- **THE PROBLEM**:
Each line containing the string "JSON" should be copied out of the entries.
+++ DATA SECTION +++
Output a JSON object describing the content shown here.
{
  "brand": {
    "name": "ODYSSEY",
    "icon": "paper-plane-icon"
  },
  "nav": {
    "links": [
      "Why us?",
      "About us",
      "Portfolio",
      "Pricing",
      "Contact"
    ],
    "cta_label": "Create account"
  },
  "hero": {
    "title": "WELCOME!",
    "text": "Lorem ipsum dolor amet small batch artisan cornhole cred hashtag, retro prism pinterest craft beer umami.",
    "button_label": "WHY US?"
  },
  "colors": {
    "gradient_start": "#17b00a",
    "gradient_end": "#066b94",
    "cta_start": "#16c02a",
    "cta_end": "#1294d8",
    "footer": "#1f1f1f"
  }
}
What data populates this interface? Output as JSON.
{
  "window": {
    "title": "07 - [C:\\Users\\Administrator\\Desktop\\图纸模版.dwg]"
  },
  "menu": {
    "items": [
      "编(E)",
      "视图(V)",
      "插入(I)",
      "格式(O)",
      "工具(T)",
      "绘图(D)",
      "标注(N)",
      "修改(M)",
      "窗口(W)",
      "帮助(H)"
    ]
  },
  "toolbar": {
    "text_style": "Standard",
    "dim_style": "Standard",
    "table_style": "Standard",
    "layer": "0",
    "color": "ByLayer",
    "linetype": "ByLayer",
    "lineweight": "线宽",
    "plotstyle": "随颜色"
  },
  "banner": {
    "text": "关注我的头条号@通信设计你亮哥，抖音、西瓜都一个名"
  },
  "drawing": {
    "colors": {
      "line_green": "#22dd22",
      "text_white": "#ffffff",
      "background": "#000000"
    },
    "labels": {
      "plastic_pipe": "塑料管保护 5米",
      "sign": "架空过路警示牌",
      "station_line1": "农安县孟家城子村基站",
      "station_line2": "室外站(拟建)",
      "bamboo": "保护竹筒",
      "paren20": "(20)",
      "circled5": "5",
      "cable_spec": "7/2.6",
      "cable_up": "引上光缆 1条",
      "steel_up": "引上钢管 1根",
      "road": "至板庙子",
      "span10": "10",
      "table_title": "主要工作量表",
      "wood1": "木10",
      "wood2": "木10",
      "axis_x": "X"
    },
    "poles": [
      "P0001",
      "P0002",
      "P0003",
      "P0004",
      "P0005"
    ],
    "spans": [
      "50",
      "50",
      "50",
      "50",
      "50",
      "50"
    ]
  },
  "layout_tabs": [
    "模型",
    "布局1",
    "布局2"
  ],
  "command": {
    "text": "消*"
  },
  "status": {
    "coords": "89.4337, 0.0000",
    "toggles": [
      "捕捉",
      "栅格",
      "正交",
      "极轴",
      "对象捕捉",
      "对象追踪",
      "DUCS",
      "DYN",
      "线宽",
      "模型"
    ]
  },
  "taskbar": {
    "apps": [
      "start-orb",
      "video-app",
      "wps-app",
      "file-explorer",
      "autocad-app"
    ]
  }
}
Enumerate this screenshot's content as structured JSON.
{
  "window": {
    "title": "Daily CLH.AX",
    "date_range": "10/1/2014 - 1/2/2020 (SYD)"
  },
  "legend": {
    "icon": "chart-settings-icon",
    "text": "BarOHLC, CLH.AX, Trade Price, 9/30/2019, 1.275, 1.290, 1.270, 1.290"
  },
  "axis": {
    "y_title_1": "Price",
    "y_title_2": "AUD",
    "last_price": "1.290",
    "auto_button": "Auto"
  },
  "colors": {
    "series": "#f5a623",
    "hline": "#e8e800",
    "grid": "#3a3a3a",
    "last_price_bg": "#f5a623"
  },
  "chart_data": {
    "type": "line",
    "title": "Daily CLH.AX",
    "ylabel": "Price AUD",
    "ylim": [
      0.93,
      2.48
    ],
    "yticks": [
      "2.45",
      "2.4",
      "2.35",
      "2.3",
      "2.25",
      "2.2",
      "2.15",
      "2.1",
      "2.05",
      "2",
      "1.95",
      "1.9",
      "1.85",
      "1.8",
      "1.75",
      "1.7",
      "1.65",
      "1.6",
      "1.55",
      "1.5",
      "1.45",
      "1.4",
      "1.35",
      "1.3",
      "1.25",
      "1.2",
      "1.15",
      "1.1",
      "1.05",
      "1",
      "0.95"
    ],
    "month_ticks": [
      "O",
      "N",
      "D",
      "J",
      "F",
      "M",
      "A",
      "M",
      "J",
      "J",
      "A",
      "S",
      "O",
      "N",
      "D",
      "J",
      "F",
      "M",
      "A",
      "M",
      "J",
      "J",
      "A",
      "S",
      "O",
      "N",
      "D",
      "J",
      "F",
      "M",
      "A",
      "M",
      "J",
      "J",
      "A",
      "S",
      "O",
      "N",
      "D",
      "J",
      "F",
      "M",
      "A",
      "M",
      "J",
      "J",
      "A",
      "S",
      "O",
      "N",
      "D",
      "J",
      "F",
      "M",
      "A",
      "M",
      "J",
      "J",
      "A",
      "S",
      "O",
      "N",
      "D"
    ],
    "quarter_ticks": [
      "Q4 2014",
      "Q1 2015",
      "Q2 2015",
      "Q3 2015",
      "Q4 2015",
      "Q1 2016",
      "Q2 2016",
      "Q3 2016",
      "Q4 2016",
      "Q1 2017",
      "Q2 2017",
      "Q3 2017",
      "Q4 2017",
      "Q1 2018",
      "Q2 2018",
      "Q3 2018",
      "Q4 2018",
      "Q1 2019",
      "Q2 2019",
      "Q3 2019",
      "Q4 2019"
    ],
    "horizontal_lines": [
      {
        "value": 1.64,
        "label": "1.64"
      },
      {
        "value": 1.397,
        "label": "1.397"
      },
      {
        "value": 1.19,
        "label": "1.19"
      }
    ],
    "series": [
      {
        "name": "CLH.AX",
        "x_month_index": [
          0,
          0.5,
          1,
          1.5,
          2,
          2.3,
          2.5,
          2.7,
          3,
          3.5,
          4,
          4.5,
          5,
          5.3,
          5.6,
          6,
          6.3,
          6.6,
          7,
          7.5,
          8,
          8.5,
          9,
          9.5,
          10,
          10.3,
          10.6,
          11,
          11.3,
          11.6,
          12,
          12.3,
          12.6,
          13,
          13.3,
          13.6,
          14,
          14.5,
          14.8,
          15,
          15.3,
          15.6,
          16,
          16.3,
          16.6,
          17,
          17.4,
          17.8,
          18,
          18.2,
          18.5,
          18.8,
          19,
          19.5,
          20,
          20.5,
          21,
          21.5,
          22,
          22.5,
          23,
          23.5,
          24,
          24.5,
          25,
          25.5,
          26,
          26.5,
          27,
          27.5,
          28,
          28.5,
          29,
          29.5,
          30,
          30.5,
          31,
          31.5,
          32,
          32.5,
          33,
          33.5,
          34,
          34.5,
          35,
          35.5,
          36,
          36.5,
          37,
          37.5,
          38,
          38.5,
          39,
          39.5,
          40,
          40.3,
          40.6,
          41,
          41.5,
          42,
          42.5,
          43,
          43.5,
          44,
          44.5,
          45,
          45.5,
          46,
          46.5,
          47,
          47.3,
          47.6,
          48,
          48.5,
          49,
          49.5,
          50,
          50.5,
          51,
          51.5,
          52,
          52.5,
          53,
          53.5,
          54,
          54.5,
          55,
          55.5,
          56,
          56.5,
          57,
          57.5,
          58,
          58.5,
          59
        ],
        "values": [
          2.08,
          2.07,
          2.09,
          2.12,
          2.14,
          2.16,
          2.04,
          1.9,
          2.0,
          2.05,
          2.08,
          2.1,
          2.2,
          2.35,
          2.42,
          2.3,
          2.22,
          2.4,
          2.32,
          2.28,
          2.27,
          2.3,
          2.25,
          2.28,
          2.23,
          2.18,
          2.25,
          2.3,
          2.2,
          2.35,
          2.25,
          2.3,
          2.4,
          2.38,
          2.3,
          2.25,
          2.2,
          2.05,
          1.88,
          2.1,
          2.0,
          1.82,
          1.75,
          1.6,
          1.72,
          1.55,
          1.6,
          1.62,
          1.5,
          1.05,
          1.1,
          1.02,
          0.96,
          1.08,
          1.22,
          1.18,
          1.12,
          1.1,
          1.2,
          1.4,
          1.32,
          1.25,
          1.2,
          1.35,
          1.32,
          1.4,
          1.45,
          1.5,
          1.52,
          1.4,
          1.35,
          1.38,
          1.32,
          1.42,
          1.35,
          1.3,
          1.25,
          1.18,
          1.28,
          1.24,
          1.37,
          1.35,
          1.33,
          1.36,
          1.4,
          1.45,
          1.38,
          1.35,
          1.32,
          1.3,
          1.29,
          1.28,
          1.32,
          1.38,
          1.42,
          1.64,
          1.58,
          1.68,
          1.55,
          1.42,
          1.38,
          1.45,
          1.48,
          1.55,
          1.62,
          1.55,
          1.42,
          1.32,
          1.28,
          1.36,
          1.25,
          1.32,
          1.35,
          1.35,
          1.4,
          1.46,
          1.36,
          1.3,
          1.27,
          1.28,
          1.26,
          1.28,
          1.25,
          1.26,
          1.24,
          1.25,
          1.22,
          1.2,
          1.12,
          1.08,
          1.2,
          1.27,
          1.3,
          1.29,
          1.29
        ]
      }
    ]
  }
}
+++
- **ANSWER TO THE PROBLEM**:
Output a JSON object describing the content shown here.
What data populates this interface? Output as JSON.
Enumerate this screenshot's content as structured JSON.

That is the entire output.